┏━━
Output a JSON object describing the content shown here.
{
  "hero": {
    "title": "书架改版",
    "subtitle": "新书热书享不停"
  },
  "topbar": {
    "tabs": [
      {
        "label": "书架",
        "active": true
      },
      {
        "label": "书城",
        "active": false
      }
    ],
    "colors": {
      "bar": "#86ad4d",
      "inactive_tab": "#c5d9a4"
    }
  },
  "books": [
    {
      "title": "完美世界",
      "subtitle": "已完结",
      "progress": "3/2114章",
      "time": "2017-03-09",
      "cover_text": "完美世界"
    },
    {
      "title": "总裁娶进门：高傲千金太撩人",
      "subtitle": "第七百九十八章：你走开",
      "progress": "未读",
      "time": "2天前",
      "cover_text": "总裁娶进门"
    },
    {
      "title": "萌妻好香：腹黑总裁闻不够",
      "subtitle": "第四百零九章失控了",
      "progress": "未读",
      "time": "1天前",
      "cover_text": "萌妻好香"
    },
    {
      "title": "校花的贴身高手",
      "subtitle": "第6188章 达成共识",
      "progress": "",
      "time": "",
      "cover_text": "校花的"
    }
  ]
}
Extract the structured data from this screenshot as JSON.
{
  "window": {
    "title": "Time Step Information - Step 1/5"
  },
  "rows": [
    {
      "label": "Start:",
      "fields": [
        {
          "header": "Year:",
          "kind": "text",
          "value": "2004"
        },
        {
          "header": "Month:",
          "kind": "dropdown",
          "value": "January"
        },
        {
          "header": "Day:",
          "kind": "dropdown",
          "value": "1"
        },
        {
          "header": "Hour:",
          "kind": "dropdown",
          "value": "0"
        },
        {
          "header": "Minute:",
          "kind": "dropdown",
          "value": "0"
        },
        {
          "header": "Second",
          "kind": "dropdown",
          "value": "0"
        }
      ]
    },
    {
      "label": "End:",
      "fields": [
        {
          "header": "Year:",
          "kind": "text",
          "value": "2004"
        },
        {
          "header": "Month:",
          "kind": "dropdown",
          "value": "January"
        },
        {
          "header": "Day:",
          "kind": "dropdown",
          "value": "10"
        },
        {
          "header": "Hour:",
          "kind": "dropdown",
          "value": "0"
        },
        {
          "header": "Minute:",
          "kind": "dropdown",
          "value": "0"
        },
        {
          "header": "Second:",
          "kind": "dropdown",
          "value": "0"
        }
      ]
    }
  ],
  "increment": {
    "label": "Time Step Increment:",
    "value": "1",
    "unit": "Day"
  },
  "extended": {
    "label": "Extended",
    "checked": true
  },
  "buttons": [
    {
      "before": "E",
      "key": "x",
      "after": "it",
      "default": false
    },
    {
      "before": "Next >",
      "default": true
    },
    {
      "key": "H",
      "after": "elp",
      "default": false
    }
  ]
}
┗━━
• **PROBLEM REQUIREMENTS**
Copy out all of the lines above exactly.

• **RESULT**
Output a JSON object describing the content shown here.
{
  "hero": {
    "title": "书架改版",
    "subtitle": "新书热书享不停"
  },
  "topbar": {
    "tabs": [
      {
        "label": "书架",
        "active": true
      },
      {
        "label": "书城",
        "active": false
      }
    ],
    "colors": {
      "bar": "#86ad4d",
      "inactive_tab": "#c5d9a4"
    }
  },
  "books": [
    {
      "title": "完美世界",
      "subtitle": "已完结",
      "progress": "3/2114章",
      "time": "2017-03-09",
      "cover_text": "完美世界"
    },
    {
      "title": "总裁娶进门：高傲千金太撩人",
      "subtitle": "第七百九十八章：你走开",
      "progress": "未读",
      "time": "2天前",
      "cover_text": "总裁娶进门"
    },
    {
      "title": "萌妻好香：腹黑总裁闻不够",
      "subtitle": "第四百零九章失控了",
      "progress": "未读",
      "time": "1天前",
      "cover_text": "萌妻好香"
    },
    {
      "title": "校花的贴身高手",
      "subtitle": "第6188章 达成共识",
      "progress": "",
      "time": "",
      "cover_text": "校花的"
    }
  ]
}
Extract the structured data from this screenshot as JSON.
{
  "window": {
    "title": "Time Step Information - Step 1/5"
  },
  "rows": [
    {
      "label": "Start:",
      "fields": [
        {
          "header": "Year:",
          "kind": "text",
          "value": "2004"
        },
        {
          "header": "Month:",
          "kind": "dropdown",
          "value": "January"
        },
        {
          "header": "Day:",
          "kind": "dropdown",
          "value": "1"
        },
        {
          "header": "Hour:",
          "kind": "dropdown",
          "value": "0"
        },
        {
          "header": "Minute:",
          "kind": "dropdown",
          "value": "0"
        },
        {
          "header": "Second",
          "kind": "dropdown",
          "value": "0"
        }
      ]
    },
    {
      "label": "End:",
      "fields": [
        {
          "header": "Year:",
          "kind": "text",
          "value": "2004"
        },
        {
          "header": "Month:",
          "kind": "dropdown",
          "value": "January"
        },
        {
          "header": "Day:",
          "kind": "dropdown",
          "value": "10"
        },
        {
          "header": "Hour:",
          "kind": "dropdown",
          "value": "0"
        },
        {
          "header": "Minute:",
          "kind": "dropdown",
          "value": "0"
        },
        {
          "header": "Second:",
          "kind": "dropdown",
          "value": "0"
        }
      ]
    }
  ],
  "increment": {
    "label": "Time Step Increment:",
    "value": "1",
    "unit": "Day"
  },
  "extended": {
    "label": "Extended",
    "checked": true
  },
  "buttons": [
    {
      "before": "E",
      "key": "x",
      "after": "it",
      "default": false
    },
    {
      "before": "Next >",
      "default": true
    },
    {
      "key": "H",
      "after": "elp",
      "default": false
    }
  ]
}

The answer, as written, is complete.